AIM OF THE EXERCISE —
Your copy should match the listing below word for word, with no images in it.

INFORMATION GIVEN —
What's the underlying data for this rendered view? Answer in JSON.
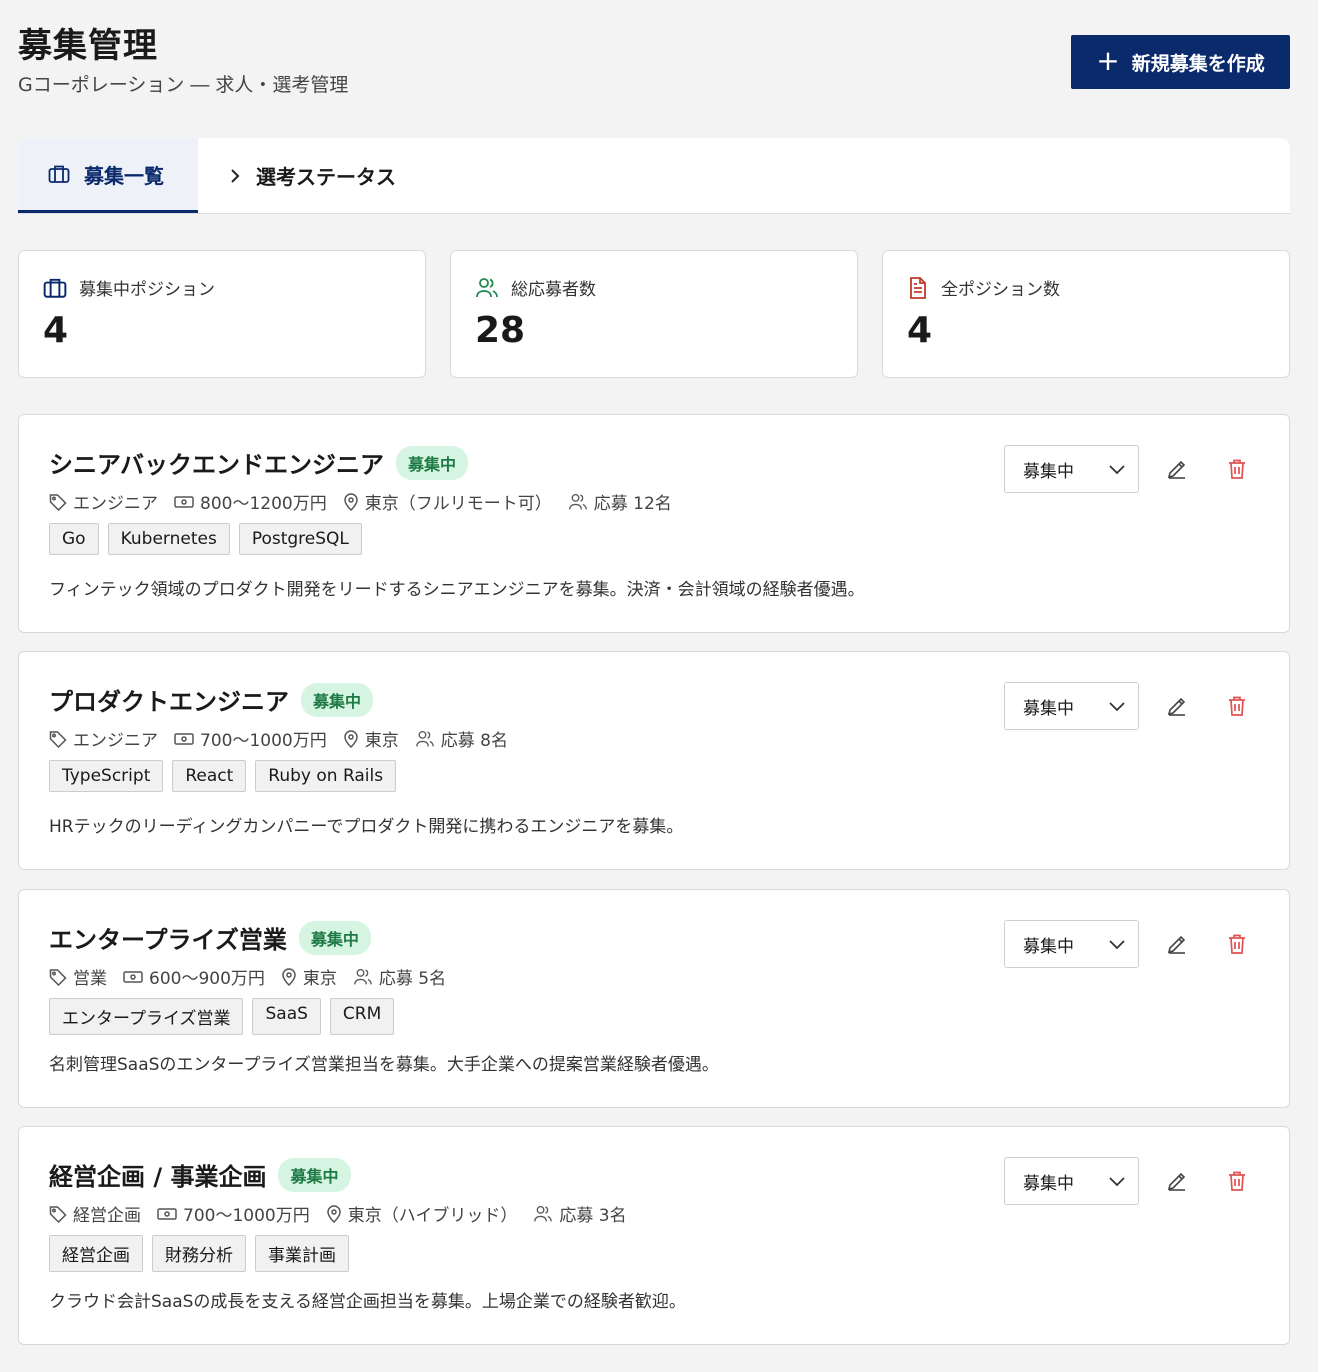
{
  "header": {
    "title": "募集管理",
    "subtitle": "Gコーポレーション ― 求人・選考管理",
    "new_button": "新規募集を作成"
  },
  "tabs": [
    {
      "label": "募集一覧",
      "icon": "briefcase-icon",
      "active": true
    },
    {
      "label": "選考ステータス",
      "icon": "chevron-right-icon",
      "active": false
    }
  ],
  "stats": [
    {
      "label": "募集中ポジション",
      "value": "4",
      "icon": "briefcase-icon",
      "color": "#0b2a6b"
    },
    {
      "label": "総応募者数",
      "value": "28",
      "icon": "users-icon",
      "color": "#1e8a50"
    },
    {
      "label": "全ポジション数",
      "value": "4",
      "icon": "document-icon",
      "color": "#c0392b"
    }
  ],
  "jobs": [
    {
      "title": "シニアバックエンドエンジニア",
      "status": "募集中",
      "category": "エンジニア",
      "salary": "800〜1200万円",
      "location": "東京（フルリモート可）",
      "applicants": "応募 12名",
      "tags": [
        "Go",
        "Kubernetes",
        "PostgreSQL"
      ],
      "description": "フィンテック領域のプロダクト開発をリードするシニアエンジニアを募集。決済・会計領域の経験者優遇。",
      "select_value": "募集中"
    },
    {
      "title": "プロダクトエンジニア",
      "status": "募集中",
      "category": "エンジニア",
      "salary": "700〜1000万円",
      "location": "東京",
      "applicants": "応募 8名",
      "tags": [
        "TypeScript",
        "React",
        "Ruby on Rails"
      ],
      "description": "HRテックのリーディングカンパニーでプロダクト開発に携わるエンジニアを募集。",
      "select_value": "募集中"
    },
    {
      "title": "エンタープライズ営業",
      "status": "募集中",
      "category": "営業",
      "salary": "600〜900万円",
      "location": "東京",
      "applicants": "応募 5名",
      "tags": [
        "エンタープライズ営業",
        "SaaS",
        "CRM"
      ],
      "description": "名刺管理SaaSのエンタープライズ営業担当を募集。大手企業への提案営業経験者優遇。",
      "select_value": "募集中"
    },
    {
      "title": "経営企画 / 事業企画",
      "status": "募集中",
      "category": "経営企画",
      "salary": "700〜1000万円",
      "location": "東京（ハイブリッド）",
      "applicants": "応募 3名",
      "tags": [
        "経営企画",
        "財務分析",
        "事業計画"
      ],
      "description": "クラウド会計SaaSの成長を支える経営企画担当を募集。上場企業での経験者歓迎。",
      "select_value": "募集中"
    }
  ],
  "colors": {
    "primary": "#0b2a6b",
    "badge_bg": "#d6f4e2",
    "badge_text": "#1e7a45",
    "danger": "#e05050"
  }
}
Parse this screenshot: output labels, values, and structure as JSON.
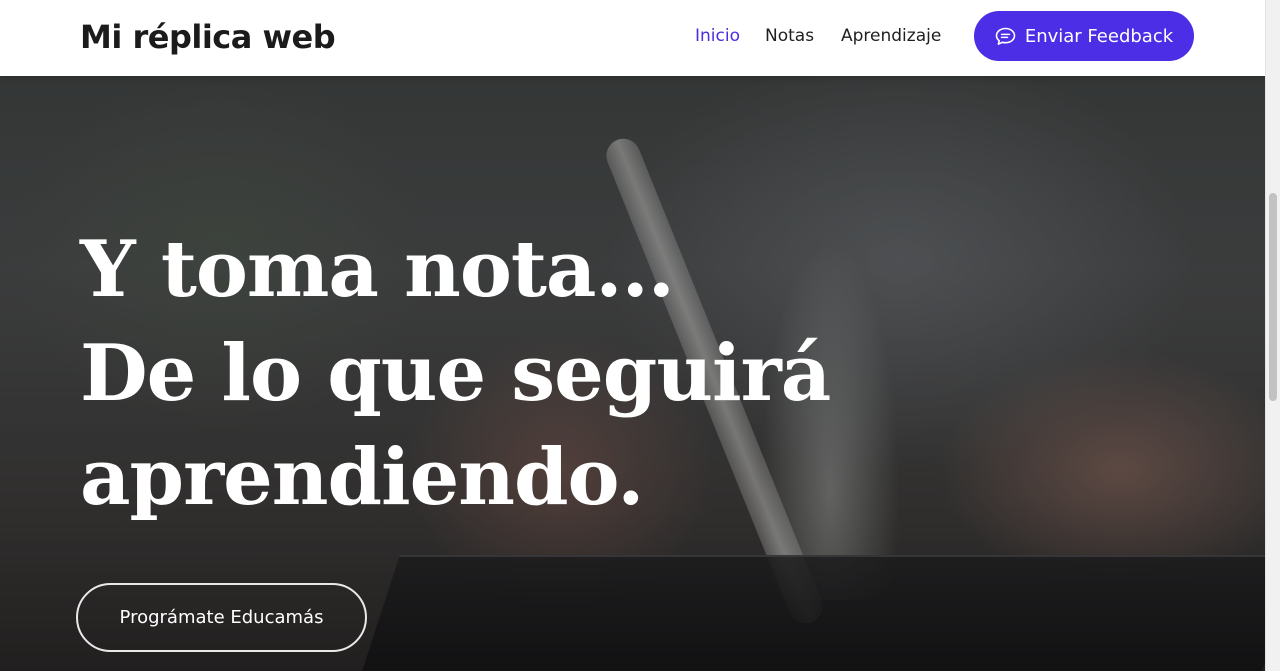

ANSWER FOR THIS EXERCISE —
What's the underlying data for this rendered view? Answer in JSON.
{
  "header": {
    "title": "募集管理",
    "subtitle": "Gコーポレーション ― 求人・選考管理",
    "new_button": "新規募集を作成"
  },
  "tabs": [
    {
      "label": "募集一覧",
      "icon": "briefcase-icon",
      "active": true
    },
    {
      "label": "選考ステータス",
      "icon": "chevron-right-icon",
      "active": false
    }
  ],
  "stats": [
    {
      "label": "募集中ポジション",
      "value": "4",
      "icon": "briefcase-icon",
      "color": "#0b2a6b"
    },
    {
      "label": "総応募者数",
      "value": "28",
      "icon": "users-icon",
      "color": "#1e8a50"
    },
    {
      "label": "全ポジション数",
      "value": "4",
      "icon": "document-icon",
      "color": "#c0392b"
    }
  ],
  "jobs": [
    {
      "title": "シニアバックエンドエンジニア",
      "status": "募集中",
      "category": "エンジニア",
      "salary": "800〜1200万円",
      "location": "東京（フルリモート可）",
      "applicants": "応募 12名",
      "tags": [
        "Go",
        "Kubernetes",
        "PostgreSQL"
      ],
      "description": "フィンテック領域のプロダクト開発をリードするシニアエンジニアを募集。決済・会計領域の経験者優遇。",
      "select_value": "募集中"
    },
    {
      "title": "プロダクトエンジニア",
      "status": "募集中",
      "category": "エンジニア",
      "salary": "700〜1000万円",
      "location": "東京",
      "applicants": "応募 8名",
      "tags": [
        "TypeScript",
        "React",
        "Ruby on Rails"
      ],
      "description": "HRテックのリーディングカンパニーでプロダクト開発に携わるエンジニアを募集。",
      "select_value": "募集中"
    },
    {
      "title": "エンタープライズ営業",
      "status": "募集中",
      "category": "営業",
      "salary": "600〜900万円",
      "location": "東京",
      "applicants": "応募 5名",
      "tags": [
        "エンタープライズ営業",
        "SaaS",
        "CRM"
      ],
      "description": "名刺管理SaaSのエンタープライズ営業担当を募集。大手企業への提案営業経験者優遇。",
      "select_value": "募集中"
    },
    {
      "title": "経営企画 / 事業企画",
      "status": "募集中",
      "category": "経営企画",
      "salary": "700〜1000万円",
      "location": "東京（ハイブリッド）",
      "applicants": "応募 3名",
      "tags": [
        "経営企画",
        "財務分析",
        "事業計画"
      ],
      "description": "クラウド会計SaaSの成長を支える経営企画担当を募集。上場企業での経験者歓迎。",
      "select_value": "募集中"
    }
  ],
  "colors": {
    "primary": "#0b2a6b",
    "badge_bg": "#d6f4e2",
    "badge_text": "#1e7a45",
    "danger": "#e05050"
  }
}
Parse this screenshot: output labels, values, and structure as JSON.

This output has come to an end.